3 Awesome Ways to Use Audience Uploads
By Mercedes Lois BullNov 18
Yesterday we brought you four of the nine things you really, really don’t want to happen to your brand in social media. Our list continues with five more nightmares, as we describe and prescribe the circles of social hell.
It’s every Community Manager’s worst nightmare – tweeting something from the brand account instead of your personal one. Especially when what you are tweeting is somewhat controversial.
But, it inevitably happens. Take these well-known examples:
What to do: There’s not really any foolproof advice we can give you to avoid this – basically, always check which account you’re using and try to keep personal and corporate accounts separate if you can. And make sure any staff with access to the brand account are properly trained.
And if it does happen, chances are most people will be amused, it will be discussed a little, but then most will forget about it.
Be sure to delete the tweet and distance the brand from it by explaining via the brand account that it was a mistake – do this quickly before momentum starts to build. Also be sure to apologise, especially if the tweet was offensive.
Similar advice applies to the situation where you accidentally click retweet, a la British Airways.
6. A customer complaint goes viral
Budget airline Ryanair doesn’t seem particularly bothered about customer service, but the light was shone on quite how little they care when a customer complaint posted on Facebook went ‘viral’, being spread around the internet, receiving hundreds of thousands of ‘likes’ and being picked up by major news sites.
What to do: This is more of a case for prevention rather than cure. Had Ryanair acknowledged the complaint and responded before it had gained thousands of likes, they probably could have avoided all the bad publicity.
So, make sure you are listening and responding to your customers, in a timely manner, even when they are being rude. Be polite and take on their feedback, and try and offer them a solution to their problem.
7. Your campaign becomea a laughing stock
Many a social media campaign has gone wrong, purely for the fact that it has not been thought through, and because the possible consequences –good and bad – haven’t been considered.
Our favourite example of this was the recent hashtag promoting Susan Boyle’s album launch, #susanalbumparty.
We’re pretty sure they meant Susan Album Party, but the hashtag can of course be read another way (damn that lack of spaces!) Some have said that this was a deliberate ploy by the PR company to get people talking, which is possible, but seems to have received a more laughing-at-them than laughing-with-them response.
What to do: The advice to avoid this?
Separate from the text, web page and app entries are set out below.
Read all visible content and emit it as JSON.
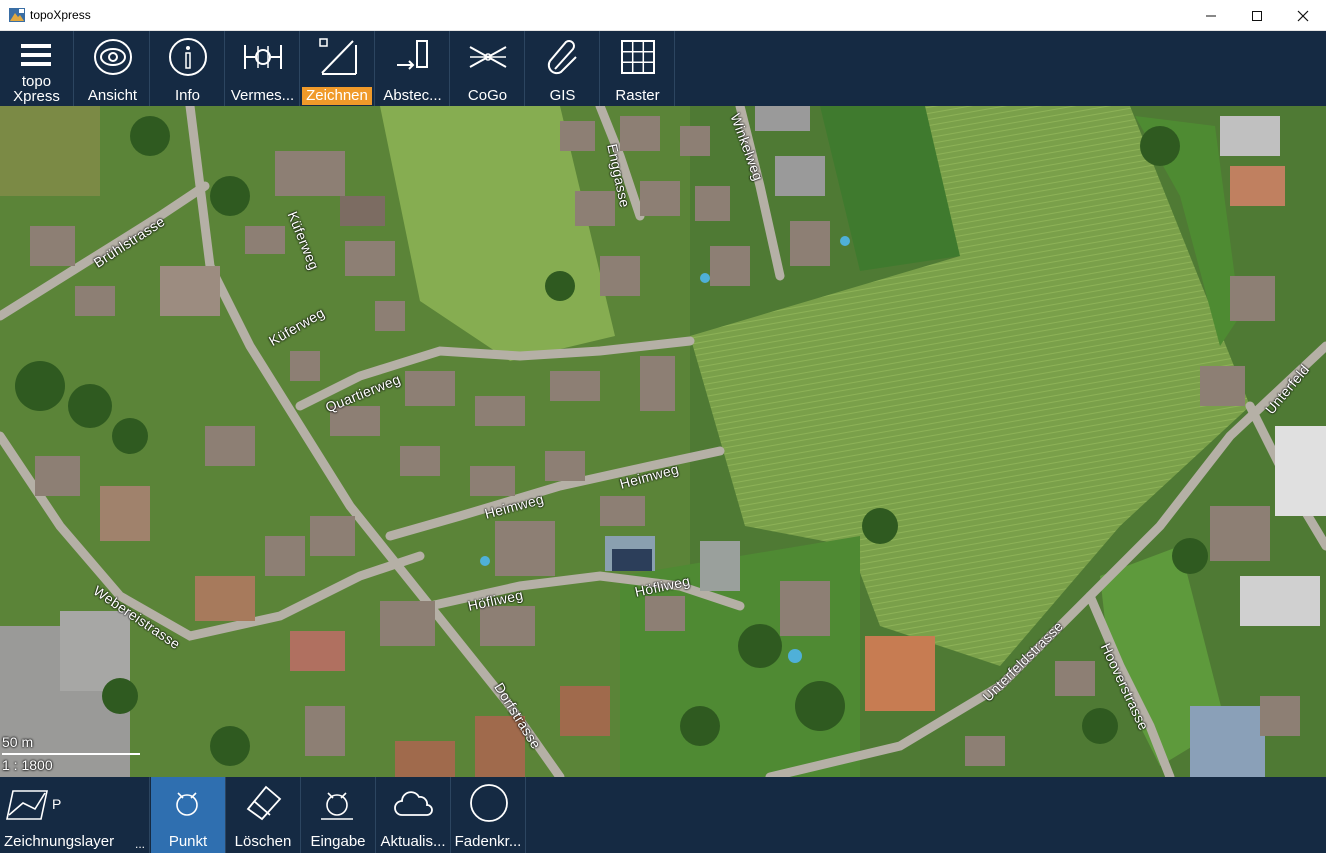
{
  "window": {
    "title": "topoXpress",
    "minimize_icon": "minimize-icon",
    "maximize_icon": "maximize-icon",
    "close_icon": "close-icon"
  },
  "toolbar": {
    "menu": {
      "label_line1": "topo",
      "label_line2": "Xpress",
      "icon": "hamburger-menu-icon"
    },
    "items": [
      {
        "label": "Ansicht",
        "icon": "eye-icon"
      },
      {
        "label": "Info",
        "icon": "info-icon"
      },
      {
        "label": "Vermes...",
        "icon": "survey-icon"
      },
      {
        "label": "Zeichnen",
        "icon": "draw-icon",
        "active": true
      },
      {
        "label": "Abstec...",
        "icon": "stakeout-icon"
      },
      {
        "label": "CoGo",
        "icon": "cogo-icon"
      },
      {
        "label": "GIS",
        "icon": "paperclip-icon"
      },
      {
        "label": "Raster",
        "icon": "grid-icon"
      }
    ],
    "active_color": "#f09a2a"
  },
  "map": {
    "streets": [
      "Brühlstrasse",
      "Küferweg",
      "Küferweg",
      "Quartierweg",
      "Enggasse",
      "Winkelweg",
      "Heimweg",
      "Heimweg",
      "Höfliweg",
      "Höfliweg",
      "Webereistrasse",
      "Dorfstrasse",
      "Unterfeldstrasse",
      "Hooverstrasse",
      "Unterfeld"
    ],
    "scale_distance": "50 m",
    "scale_ratio": "1 : 1800"
  },
  "bottombar": {
    "layer": {
      "tag": "P",
      "label": "Zeichnungslayer",
      "more": "...",
      "icon": "layer-icon"
    },
    "items": [
      {
        "label": "Punkt",
        "icon": "point-icon",
        "active": true
      },
      {
        "label": "Löschen",
        "icon": "eraser-icon"
      },
      {
        "label": "Eingabe",
        "icon": "point-input-icon"
      },
      {
        "label": "Aktualis...",
        "icon": "cloud-icon"
      },
      {
        "label": "Fadenkr...",
        "icon": "circle-icon"
      }
    ]
  },
  "colors": {
    "bar_bg": "#152a43",
    "selected_bg": "#2f6fb0"
  }
}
Well, basically, use your brain.
Spend time thinking about the timing, content and tone of the campaign. Consider how your fans will respond, but also how those who aren’t such fans of the brand might respond. And make sure you read your hashtag properly, to ensure it has no double meanings.
8. Your campaign is considered spam
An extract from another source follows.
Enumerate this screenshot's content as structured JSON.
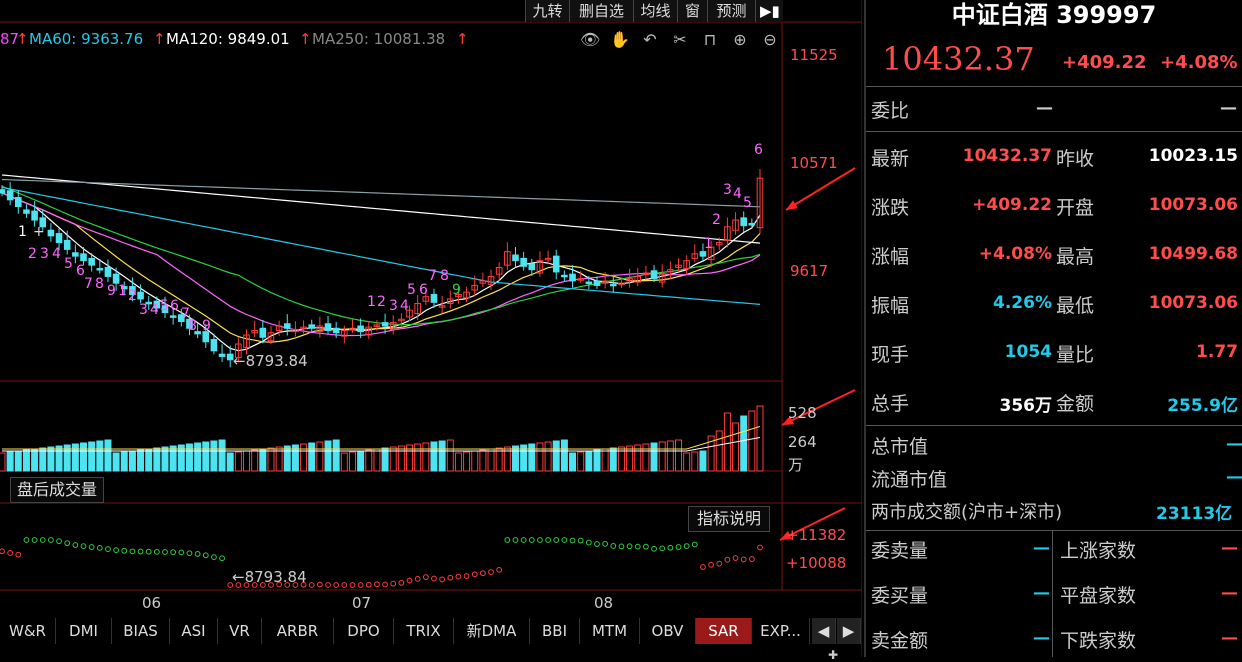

Toyota tried a new campaign on Twitter that was received rather poorly. The car brand created multiple accounts on Twitter and then started spamming automated messages about the ‘Camry Effect’ to anyone using hashtags or phrases related to the Superbowl. Needless to say, people weren’t happy and Toyota were forced to issue an apology.
We also frequently see tweets complaining about a certain company that is using promoted tweets to push out gated content – users feel annoyed at seeing ‘unwanted’ promotional material.
What to do: Generally, advice when crafting a campaign on a network like Twitter is to do your research, actually target people who will be interested in your product and not just randomly send messages on mass, and make sure that what you are offering has some value to the people you are contacting. Otherwise, you may just find yourself being assigned to the spam bin and dealing with lots of disgruntled people.
9. People are talking about you behind your back
If you are not monitoring conversation online about your brand, there could be lots of bad (and possibly inaccurate) discussion going on about your brand and products that you have no idea about. This could potentially be damaging to your brand, so it’s advisable to get monitoring and start acting on what you find.
We’ll use an example of our own: We, of course, track mentions of our own brand using our tool. Sometimes, we find website owners on forums who are angry or just miffed about our crawlers accessing their site. We always contact them to let them know that they can stop our crawlers should they so wish, therefore combating any negative feeling.
What to do: Make sure you are monitoring conversation about your brand, and respond to both positive and negative discussion. Once you become ‘human’ and not some unknown entity, and are friendly, polite and helpful, anger often dissipates. Correct inaccurate information, but don’t be too ‘salesy’ or defensive.